Originally the 12 buttons on the side where intended for gamers so they can cast spells, or whatever they do, but i find them just as handy in every day work.
for example i have the tilt of the Scroll wheel set to copy and paste, ) it can tilt right and left as well as scroll and middle click.
Then i have the top row set to Num Enter ( comes in handy in many places, but the Num one is used because in photoshop it lets you drop a transform quicker), left, right arrow keys for browsing through image galleries
Row after that is mouse button, 4,5 ( the regular back forward commands, rectangular selection in c4d, v key radial menu). 8 key is bound to F9, so i can set keyframes quickly.
Then the row at the bottom, so the Numbers 1,4,7 are mapped to F8 to play timeline in c4d ( with ctrl it does a render region), F6 top open picture viewer with ctrl.
The rest get mapped as i need them Sometimes i find myself pressing the same thing a lot. so i map that button/or command to one of the other buttons. Its pretty organic.

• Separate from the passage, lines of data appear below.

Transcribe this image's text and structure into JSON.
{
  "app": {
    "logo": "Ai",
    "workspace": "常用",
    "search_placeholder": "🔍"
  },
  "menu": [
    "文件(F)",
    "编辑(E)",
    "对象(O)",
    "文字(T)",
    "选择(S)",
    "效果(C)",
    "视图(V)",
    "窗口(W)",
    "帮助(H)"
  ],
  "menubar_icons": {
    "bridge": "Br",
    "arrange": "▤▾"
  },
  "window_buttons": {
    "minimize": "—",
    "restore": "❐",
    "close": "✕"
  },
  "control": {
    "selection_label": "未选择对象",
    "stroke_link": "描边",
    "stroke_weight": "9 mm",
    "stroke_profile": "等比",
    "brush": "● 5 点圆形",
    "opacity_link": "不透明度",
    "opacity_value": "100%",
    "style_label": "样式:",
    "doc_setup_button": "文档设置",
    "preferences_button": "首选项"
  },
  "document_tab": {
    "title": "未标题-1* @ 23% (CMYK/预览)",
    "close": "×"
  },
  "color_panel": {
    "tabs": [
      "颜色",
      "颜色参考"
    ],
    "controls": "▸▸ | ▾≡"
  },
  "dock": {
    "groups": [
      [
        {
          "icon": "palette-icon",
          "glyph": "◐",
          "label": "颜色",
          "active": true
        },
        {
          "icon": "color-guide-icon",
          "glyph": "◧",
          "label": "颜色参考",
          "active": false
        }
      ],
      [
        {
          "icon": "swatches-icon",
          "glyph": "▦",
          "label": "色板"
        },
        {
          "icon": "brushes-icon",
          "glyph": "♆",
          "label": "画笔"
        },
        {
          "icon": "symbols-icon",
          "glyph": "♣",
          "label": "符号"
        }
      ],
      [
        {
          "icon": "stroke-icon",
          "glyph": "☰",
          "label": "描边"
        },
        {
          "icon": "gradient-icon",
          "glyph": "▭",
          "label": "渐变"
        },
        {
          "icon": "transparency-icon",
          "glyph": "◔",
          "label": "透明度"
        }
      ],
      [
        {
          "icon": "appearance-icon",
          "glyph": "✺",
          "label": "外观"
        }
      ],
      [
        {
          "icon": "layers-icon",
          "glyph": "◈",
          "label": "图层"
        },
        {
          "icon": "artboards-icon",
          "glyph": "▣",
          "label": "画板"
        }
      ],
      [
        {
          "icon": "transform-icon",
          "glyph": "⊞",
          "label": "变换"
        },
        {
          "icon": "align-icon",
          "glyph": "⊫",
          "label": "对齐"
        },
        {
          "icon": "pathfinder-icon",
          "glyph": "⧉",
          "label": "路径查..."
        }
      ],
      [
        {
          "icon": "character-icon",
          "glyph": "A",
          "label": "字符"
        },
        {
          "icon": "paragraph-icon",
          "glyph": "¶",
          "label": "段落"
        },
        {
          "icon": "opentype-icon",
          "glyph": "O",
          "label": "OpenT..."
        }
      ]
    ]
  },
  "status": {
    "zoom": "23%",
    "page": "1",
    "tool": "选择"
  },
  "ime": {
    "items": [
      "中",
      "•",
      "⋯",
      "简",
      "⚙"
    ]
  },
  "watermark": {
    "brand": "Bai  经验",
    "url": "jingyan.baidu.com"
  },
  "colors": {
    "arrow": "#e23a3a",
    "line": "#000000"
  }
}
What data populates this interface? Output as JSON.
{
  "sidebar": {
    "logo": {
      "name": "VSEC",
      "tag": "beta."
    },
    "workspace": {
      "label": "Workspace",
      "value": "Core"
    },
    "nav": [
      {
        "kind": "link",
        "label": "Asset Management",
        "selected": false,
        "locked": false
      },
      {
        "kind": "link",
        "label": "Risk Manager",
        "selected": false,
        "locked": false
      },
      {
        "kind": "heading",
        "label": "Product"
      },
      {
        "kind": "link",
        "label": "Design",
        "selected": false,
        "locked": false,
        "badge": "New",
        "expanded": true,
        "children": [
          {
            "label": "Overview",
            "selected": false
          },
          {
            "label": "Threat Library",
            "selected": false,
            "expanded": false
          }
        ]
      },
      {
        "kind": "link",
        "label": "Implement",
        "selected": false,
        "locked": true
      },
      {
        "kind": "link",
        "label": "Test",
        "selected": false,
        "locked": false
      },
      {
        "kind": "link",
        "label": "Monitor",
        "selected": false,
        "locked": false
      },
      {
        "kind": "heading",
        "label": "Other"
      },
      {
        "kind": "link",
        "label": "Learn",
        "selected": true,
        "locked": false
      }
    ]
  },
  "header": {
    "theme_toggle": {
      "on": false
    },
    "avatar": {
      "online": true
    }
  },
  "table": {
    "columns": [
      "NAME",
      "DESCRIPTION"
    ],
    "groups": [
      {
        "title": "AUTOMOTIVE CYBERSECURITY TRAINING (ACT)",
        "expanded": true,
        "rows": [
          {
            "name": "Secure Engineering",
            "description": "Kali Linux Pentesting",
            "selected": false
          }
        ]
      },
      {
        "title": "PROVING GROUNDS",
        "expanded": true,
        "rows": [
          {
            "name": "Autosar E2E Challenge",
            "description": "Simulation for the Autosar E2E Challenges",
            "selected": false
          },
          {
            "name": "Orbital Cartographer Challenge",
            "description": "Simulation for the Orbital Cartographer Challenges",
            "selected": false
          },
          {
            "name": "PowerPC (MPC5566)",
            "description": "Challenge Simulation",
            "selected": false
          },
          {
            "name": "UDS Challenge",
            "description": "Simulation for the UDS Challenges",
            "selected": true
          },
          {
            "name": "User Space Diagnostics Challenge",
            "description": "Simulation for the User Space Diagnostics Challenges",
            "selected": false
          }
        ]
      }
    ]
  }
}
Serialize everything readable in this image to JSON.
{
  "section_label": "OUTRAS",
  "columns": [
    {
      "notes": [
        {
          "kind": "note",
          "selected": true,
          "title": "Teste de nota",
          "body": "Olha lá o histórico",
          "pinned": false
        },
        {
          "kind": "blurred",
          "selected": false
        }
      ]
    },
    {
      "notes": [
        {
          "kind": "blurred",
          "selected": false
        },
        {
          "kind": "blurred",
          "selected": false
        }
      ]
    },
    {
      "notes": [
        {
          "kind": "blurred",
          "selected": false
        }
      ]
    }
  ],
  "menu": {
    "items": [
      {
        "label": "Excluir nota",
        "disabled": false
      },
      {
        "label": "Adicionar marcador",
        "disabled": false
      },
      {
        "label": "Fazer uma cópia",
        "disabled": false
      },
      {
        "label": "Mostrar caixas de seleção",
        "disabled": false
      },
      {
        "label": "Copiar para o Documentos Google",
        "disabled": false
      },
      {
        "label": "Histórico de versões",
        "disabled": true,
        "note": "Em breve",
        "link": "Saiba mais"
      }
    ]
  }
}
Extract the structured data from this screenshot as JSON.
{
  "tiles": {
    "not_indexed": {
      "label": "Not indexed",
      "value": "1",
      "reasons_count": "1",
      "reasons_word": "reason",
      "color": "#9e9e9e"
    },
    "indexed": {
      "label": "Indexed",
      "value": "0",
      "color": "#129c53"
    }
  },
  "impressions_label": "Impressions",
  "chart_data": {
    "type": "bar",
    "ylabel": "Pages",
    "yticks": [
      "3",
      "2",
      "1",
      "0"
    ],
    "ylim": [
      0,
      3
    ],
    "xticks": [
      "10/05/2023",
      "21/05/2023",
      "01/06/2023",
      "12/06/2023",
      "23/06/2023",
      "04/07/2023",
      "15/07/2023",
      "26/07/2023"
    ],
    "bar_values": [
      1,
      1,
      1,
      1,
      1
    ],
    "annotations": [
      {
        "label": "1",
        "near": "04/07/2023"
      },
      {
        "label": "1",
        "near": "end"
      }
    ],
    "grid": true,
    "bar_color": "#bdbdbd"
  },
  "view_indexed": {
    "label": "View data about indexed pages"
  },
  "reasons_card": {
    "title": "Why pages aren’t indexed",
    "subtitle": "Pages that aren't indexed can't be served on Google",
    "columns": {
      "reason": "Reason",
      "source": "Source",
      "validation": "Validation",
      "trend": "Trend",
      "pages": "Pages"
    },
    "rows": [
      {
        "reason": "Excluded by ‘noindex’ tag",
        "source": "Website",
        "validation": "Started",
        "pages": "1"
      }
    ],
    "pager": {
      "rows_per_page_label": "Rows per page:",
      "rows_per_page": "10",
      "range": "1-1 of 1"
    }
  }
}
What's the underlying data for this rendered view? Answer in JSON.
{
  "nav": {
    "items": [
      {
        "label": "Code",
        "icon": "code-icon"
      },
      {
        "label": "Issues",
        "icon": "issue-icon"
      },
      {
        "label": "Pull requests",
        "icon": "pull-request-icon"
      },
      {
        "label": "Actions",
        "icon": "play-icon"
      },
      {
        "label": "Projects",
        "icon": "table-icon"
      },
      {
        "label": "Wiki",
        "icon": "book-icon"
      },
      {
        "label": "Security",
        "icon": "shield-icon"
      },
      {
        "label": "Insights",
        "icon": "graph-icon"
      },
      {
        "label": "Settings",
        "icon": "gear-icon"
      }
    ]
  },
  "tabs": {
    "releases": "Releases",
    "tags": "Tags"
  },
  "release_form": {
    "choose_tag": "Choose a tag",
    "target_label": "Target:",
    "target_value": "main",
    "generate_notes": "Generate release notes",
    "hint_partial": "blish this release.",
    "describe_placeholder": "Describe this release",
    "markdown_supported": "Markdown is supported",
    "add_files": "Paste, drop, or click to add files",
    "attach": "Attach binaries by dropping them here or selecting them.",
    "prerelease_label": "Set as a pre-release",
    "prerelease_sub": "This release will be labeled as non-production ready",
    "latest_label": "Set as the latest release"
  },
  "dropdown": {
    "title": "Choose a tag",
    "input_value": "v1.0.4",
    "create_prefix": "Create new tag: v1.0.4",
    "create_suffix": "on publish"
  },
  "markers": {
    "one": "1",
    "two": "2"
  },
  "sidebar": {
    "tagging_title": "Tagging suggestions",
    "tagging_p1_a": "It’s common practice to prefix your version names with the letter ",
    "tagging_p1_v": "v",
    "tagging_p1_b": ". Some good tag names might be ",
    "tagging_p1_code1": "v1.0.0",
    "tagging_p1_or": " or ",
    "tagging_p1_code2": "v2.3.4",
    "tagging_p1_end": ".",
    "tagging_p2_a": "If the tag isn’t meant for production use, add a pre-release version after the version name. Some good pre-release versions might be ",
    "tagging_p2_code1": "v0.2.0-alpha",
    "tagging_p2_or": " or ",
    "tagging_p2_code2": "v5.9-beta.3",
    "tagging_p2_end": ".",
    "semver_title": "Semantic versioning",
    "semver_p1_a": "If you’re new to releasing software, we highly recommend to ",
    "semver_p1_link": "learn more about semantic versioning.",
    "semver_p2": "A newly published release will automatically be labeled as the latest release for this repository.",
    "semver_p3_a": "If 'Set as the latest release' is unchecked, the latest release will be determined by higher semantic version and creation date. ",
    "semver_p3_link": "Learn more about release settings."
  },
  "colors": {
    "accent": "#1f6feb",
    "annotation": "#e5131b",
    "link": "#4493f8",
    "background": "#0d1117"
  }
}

Really important feature, especially if you are working on multiple screens, or just a really big monitor. what it does basically is this: the slower you move your mouse the less it moves. But the faster you move it, the father it goes. So that way, if you need to click something small, you move your mouse slowly and its very accurate, and when you need to access something on the other side of the screen, you don’t need to do the awkward lift and move thing, you just flick it between your fingers.
Hope this was helpful, if you have any questions shoot.